- n a (temporary) relief from harm or discomfort
- n a pause from doing something (as work)
- n an interruption in the intensity or amount of something
- n a pause for relaxation
- n the act of reprieving; postponing or remitting punishment
- v postpone the punishment of a convicted criminal, such as an execution
- There was no respite for the hapless defence as the forwards of the rival team carried out waves after waves of attack in the penalty area.
- The long hard-fought Presidential campaigns were marked by vast stretches of downtime, like this moment of respite enjoyed by Cindy McCain in a hotel room in Dallas, Texas.
- Whatever respite Hazelwood may have enjoyed as the story faded from the front pages probably ended last week, when the crippled Exxon Valdez, on its way for repairs, caused an 18 .
- Frances Fragos Townsend in Forbes
In her handwritten resignation letter to Bush, Townsend wrote, "It is with a profound sense of gratitude that I have decided to take a respite from public service."
- Teri Hatcher in Post Chronicle
Talking about GetHatched.com, the 45-year-old actress previously said: "I just want to create a go-to respite for women where they can find a shoulder to lean on. I hope what you get from it is a sense of honesty, candidness and the understanding...
- Mark Hughes in Sportinglife.com

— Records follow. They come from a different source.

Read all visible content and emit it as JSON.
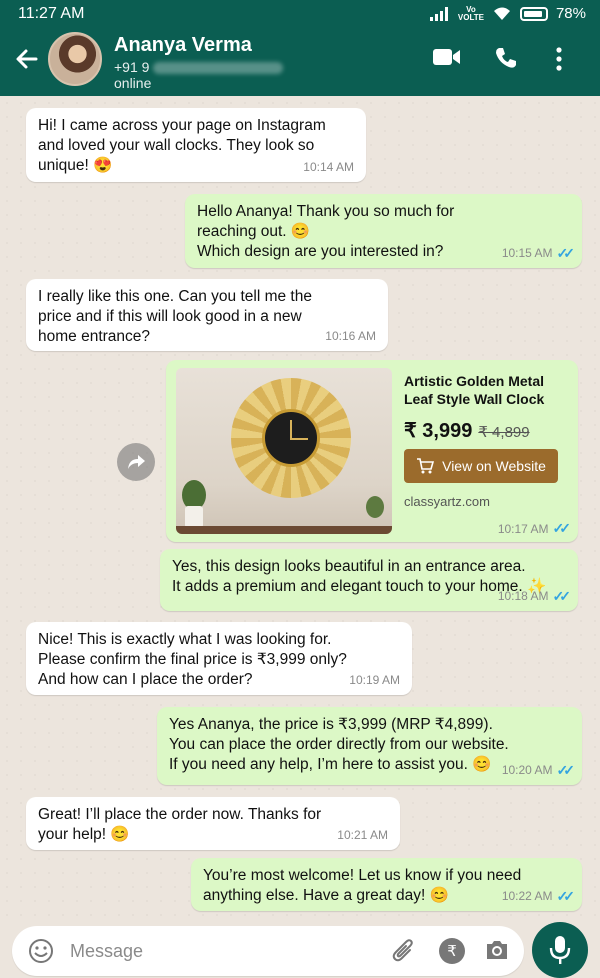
{
  "status_bar": {
    "time": "11:27 AM",
    "network": "Vo VoLTE",
    "battery": "78%"
  },
  "header": {
    "contact_name": "Ananya Verma",
    "phone_prefix": "+91 9",
    "status": "online"
  },
  "messages": [
    {
      "direction": "in",
      "text": "Hi! I came across your page on Instagram\nand loved your wall clocks. They look so\nunique! 😍",
      "time": "10:14 AM"
    },
    {
      "direction": "out",
      "text": "Hello Ananya! Thank you so much for\nreaching out. 😊\nWhich design are you interested in?",
      "time": "10:15 AM"
    },
    {
      "direction": "in",
      "text": "I really like this one. Can you tell me the\nprice and if this will look good in a new\nhome entrance?",
      "time": "10:16 AM"
    },
    {
      "direction": "out",
      "text": "Yes, this design looks beautiful in an entrance area.\nIt adds a premium and elegant touch to your home. ✨",
      "time": "10:18 AM"
    },
    {
      "direction": "in",
      "text": "Nice! This is exactly what I was looking for.\nPlease confirm the final price is ₹3,999 only?\nAnd how can I place the order?",
      "time": "10:19 AM"
    },
    {
      "direction": "out",
      "text": "Yes Ananya, the price is ₹3,999 (MRP ₹4,899).\nYou can place the order directly from our website.\nIf you need any help, I’m here to assist you. 😊",
      "time": "10:20 AM"
    },
    {
      "direction": "in",
      "text": "Great! I’ll place the order now. Thanks for\nyour help! 😊",
      "time": "10:21 AM"
    },
    {
      "direction": "out",
      "text": "You’re most welcome! Let us know if you need\nanything else. Have a great day! 😊",
      "time": "10:22 AM"
    }
  ],
  "product_card": {
    "title": "Artistic Golden Metal Leaf Style Wall Clock",
    "price": "₹ 3,999",
    "mrp": "₹ 4,899",
    "button_label": "View on Website",
    "domain": "classyartz.com",
    "time": "10:17 AM"
  },
  "input": {
    "placeholder": "Message"
  },
  "colors": {
    "header": "#0b5e52",
    "outgoing_bubble": "#dcf8c6",
    "incoming_bubble": "#ffffff",
    "read_ticks": "#34a4e0",
    "product_button": "#9b6b2c"
  },
  "icons": [
    "back-arrow-icon",
    "video-call-icon",
    "phone-call-icon",
    "more-vert-icon",
    "forward-icon",
    "cart-icon",
    "emoji-icon",
    "attach-icon",
    "rupee-icon",
    "camera-icon",
    "mic-icon",
    "double-tick-icon"
  ]
}
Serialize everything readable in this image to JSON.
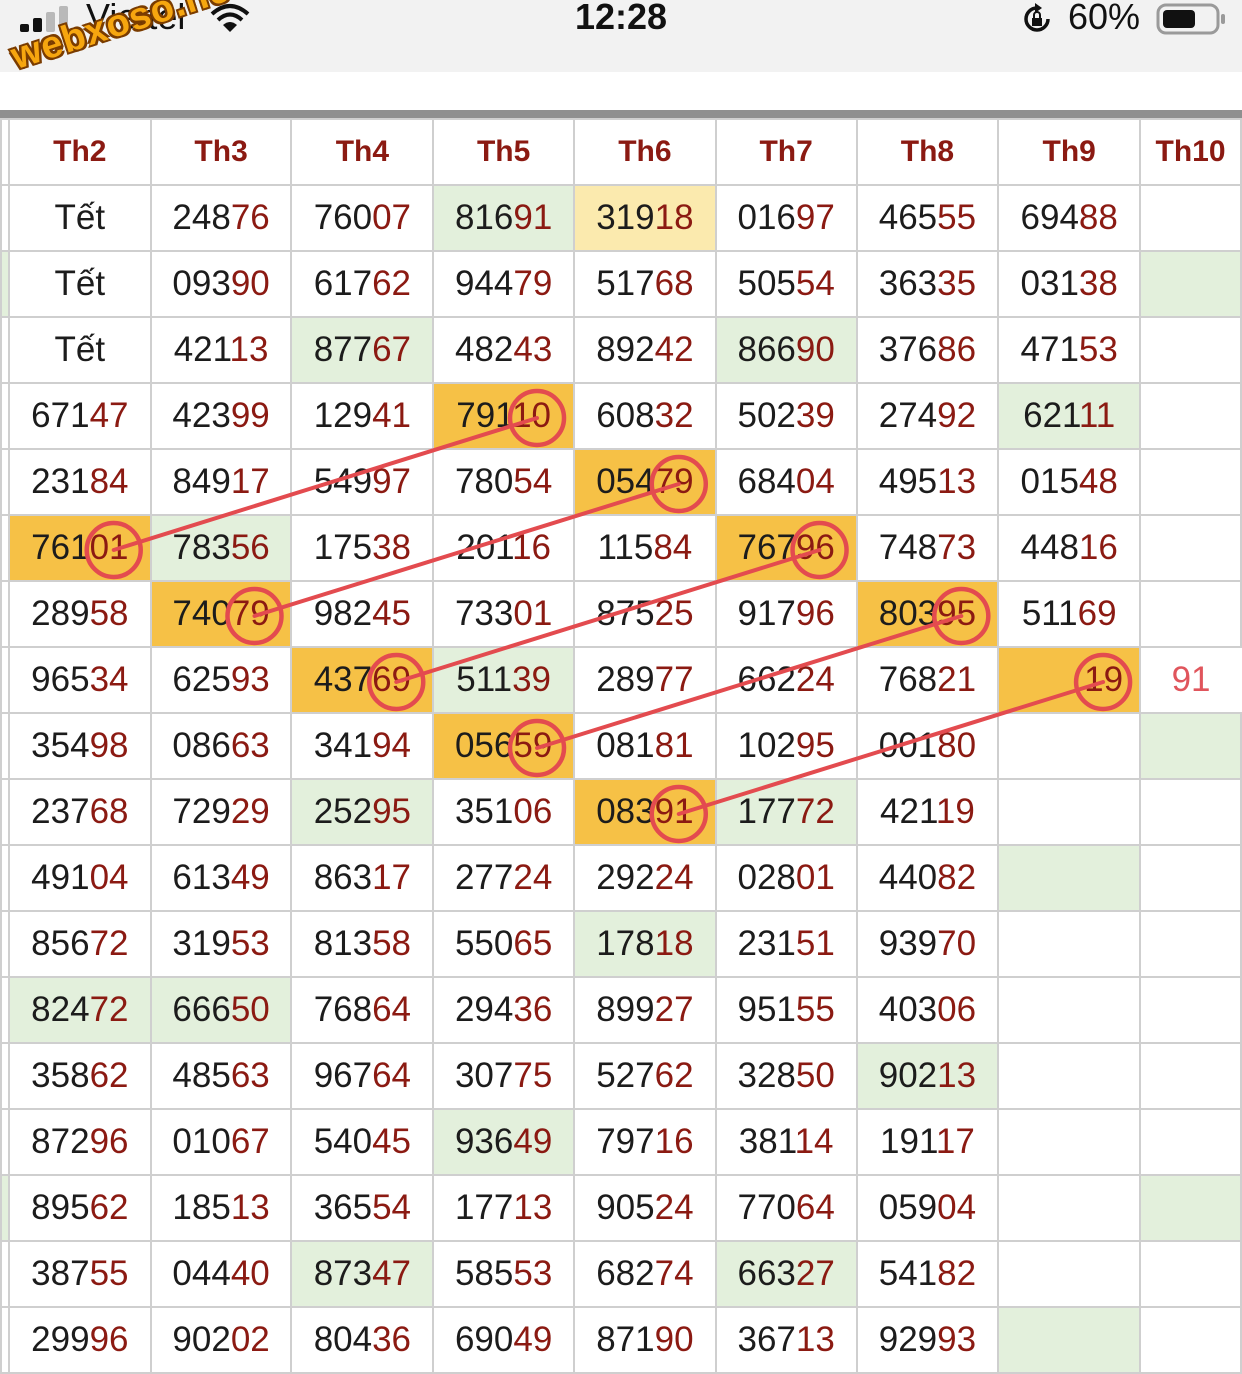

Hughes added: "There will be changes against PSG. We will look to use the squad as we need to give a respite to some key players."